**ASSIGNED TASK**
Write out the records that appear below, verbatim and complete, but without pictures.

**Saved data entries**
....

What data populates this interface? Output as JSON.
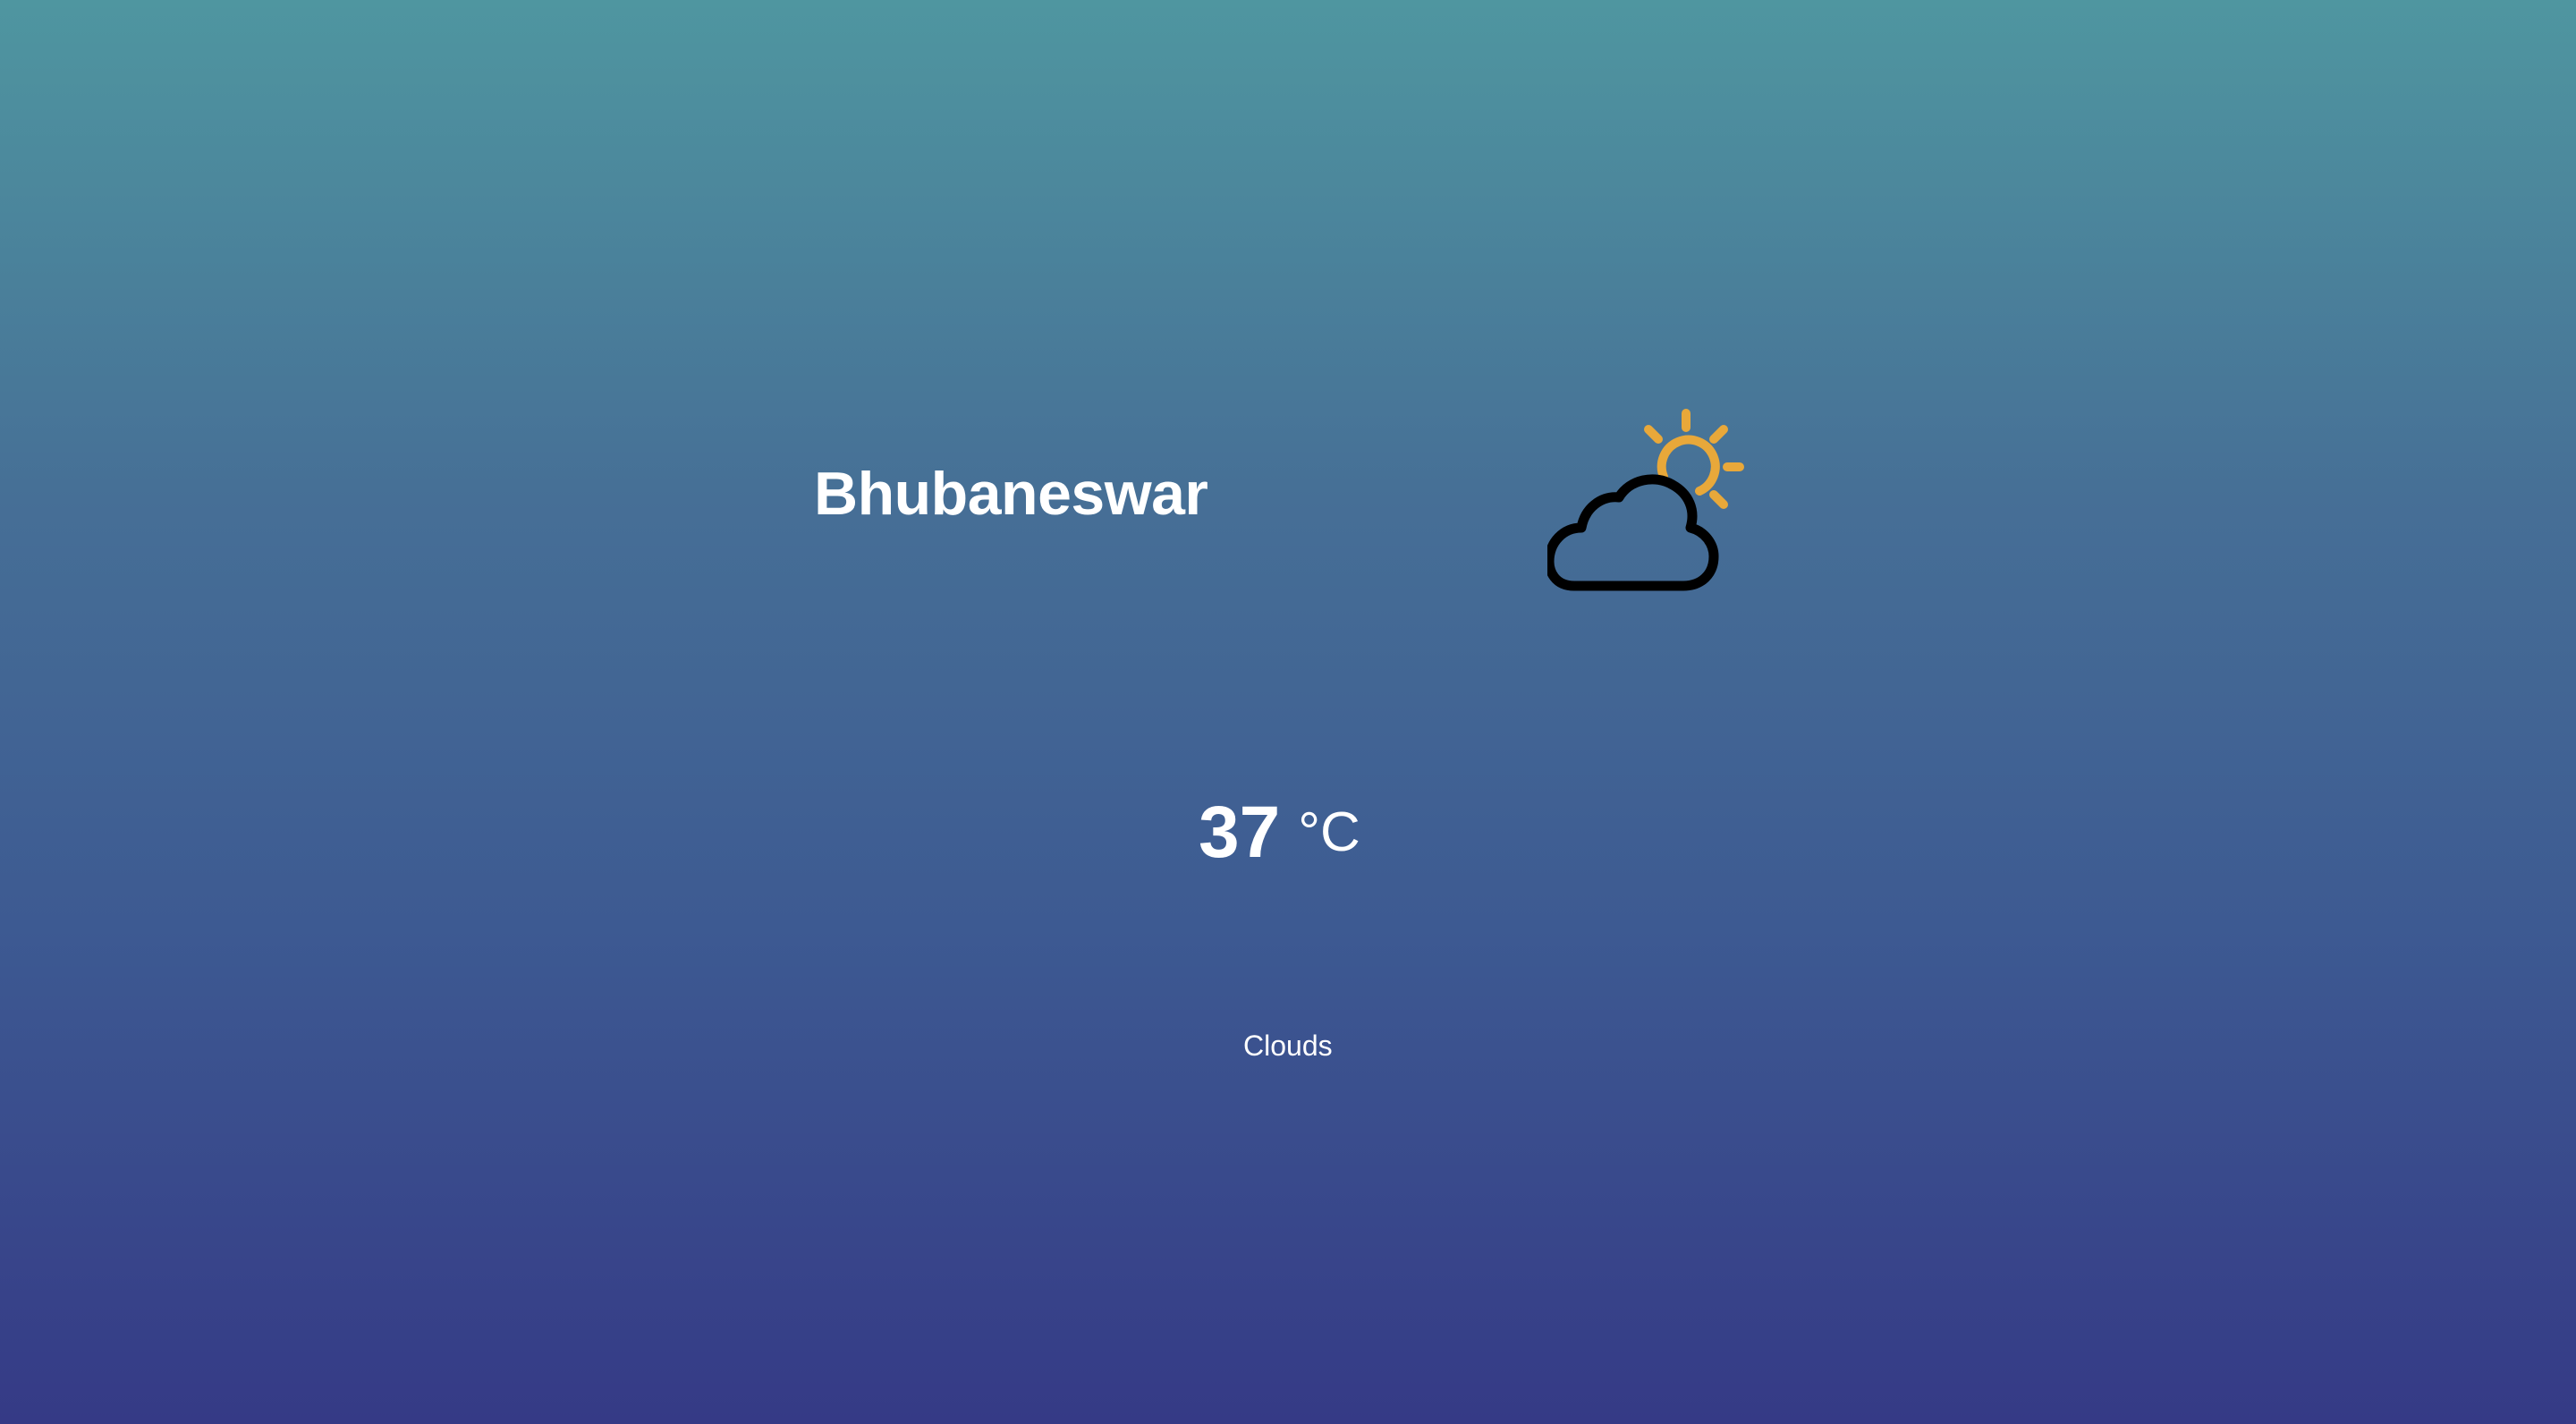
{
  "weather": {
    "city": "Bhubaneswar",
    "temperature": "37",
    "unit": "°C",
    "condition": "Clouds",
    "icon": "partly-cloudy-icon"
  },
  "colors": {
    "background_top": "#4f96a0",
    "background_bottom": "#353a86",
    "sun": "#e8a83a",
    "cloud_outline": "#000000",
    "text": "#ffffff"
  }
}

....

**YOUR SOLUTION**
What data populates this interface? Output as JSON.
{
  "weather": {
    "city": "Bhubaneswar",
    "temperature": "37",
    "unit": "°C",
    "condition": "Clouds",
    "icon": "partly-cloudy-icon"
  },
  "colors": {
    "background_top": "#4f96a0",
    "background_bottom": "#353a86",
    "sun": "#e8a83a",
    "cloud_outline": "#000000",
    "text": "#ffffff"
  }
}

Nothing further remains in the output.